#### WHAT IS BEING ASKED
Your copy of the data should leave out the images and match everything else exactly.
DATASET ENTRIES START
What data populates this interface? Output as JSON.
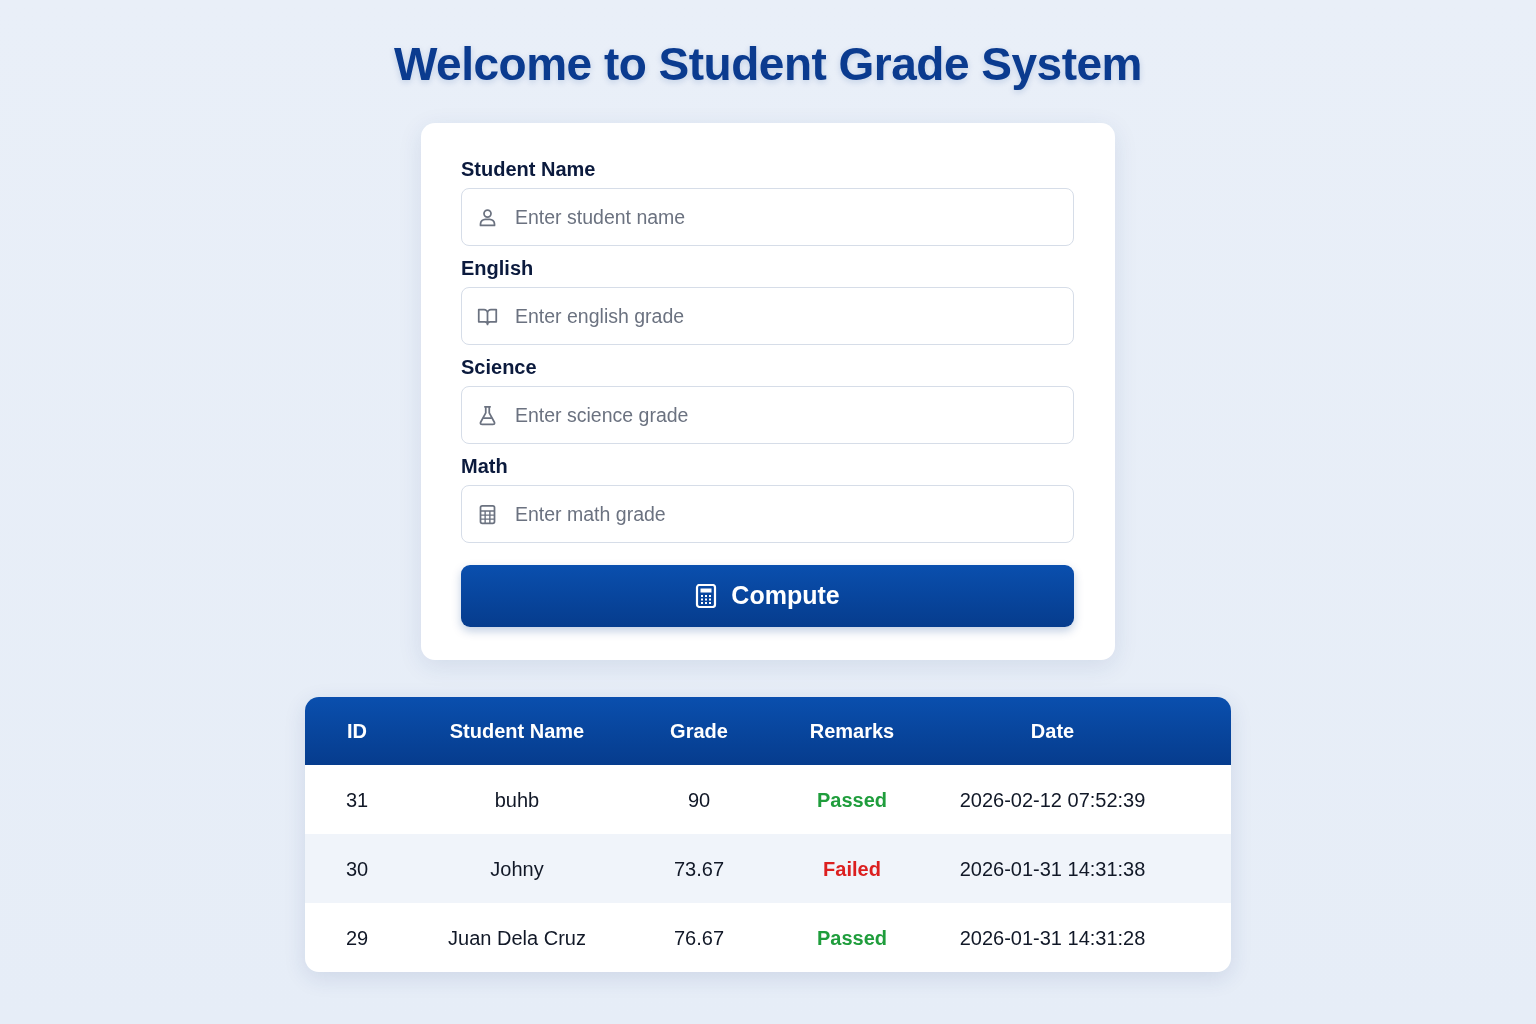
{
  "title": "Welcome to Student Grade System",
  "form": {
    "fields": [
      {
        "label": "Student Name",
        "placeholder": "Enter student name"
      },
      {
        "label": "English",
        "placeholder": "Enter english grade"
      },
      {
        "label": "Science",
        "placeholder": "Enter science grade"
      },
      {
        "label": "Math",
        "placeholder": "Enter math grade"
      }
    ],
    "button": "Compute"
  },
  "table": {
    "columns": [
      "ID",
      "Student Name",
      "Grade",
      "Remarks",
      "Date"
    ],
    "rows": [
      {
        "id": "31",
        "student_name": "buhb",
        "grade": "90",
        "remarks": {
          "text": "Passed",
          "color": "#1f9d3c"
        },
        "date": "2026-02-12 07:52:39"
      },
      {
        "id": "30",
        "student_name": "Johny",
        "grade": "73.67",
        "remarks": {
          "text": "Failed",
          "color": "#dc1f1f"
        },
        "date": "2026-01-31 14:31:38"
      },
      {
        "id": "29",
        "student_name": "Juan Dela Cruz",
        "grade": "76.67",
        "remarks": {
          "text": "Passed",
          "color": "#1f9d3c"
        },
        "date": "2026-01-31 14:31:28"
      }
    ]
  }
}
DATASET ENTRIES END
#### WRITTEN SOLUTION
What data populates this interface? Output as JSON.
{
  "title": "Welcome to Student Grade System",
  "form": {
    "fields": [
      {
        "label": "Student Name",
        "placeholder": "Enter student name"
      },
      {
        "label": "English",
        "placeholder": "Enter english grade"
      },
      {
        "label": "Science",
        "placeholder": "Enter science grade"
      },
      {
        "label": "Math",
        "placeholder": "Enter math grade"
      }
    ],
    "button": "Compute"
  },
  "table": {
    "columns": [
      "ID",
      "Student Name",
      "Grade",
      "Remarks",
      "Date"
    ],
    "rows": [
      {
        "id": "31",
        "student_name": "buhb",
        "grade": "90",
        "remarks": {
          "text": "Passed",
          "color": "#1f9d3c"
        },
        "date": "2026-02-12 07:52:39"
      },
      {
        "id": "30",
        "student_name": "Johny",
        "grade": "73.67",
        "remarks": {
          "text": "Failed",
          "color": "#dc1f1f"
        },
        "date": "2026-01-31 14:31:38"
      },
      {
        "id": "29",
        "student_name": "Juan Dela Cruz",
        "grade": "76.67",
        "remarks": {
          "text": "Passed",
          "color": "#1f9d3c"
        },
        "date": "2026-01-31 14:31:28"
      }
    ]
  }
}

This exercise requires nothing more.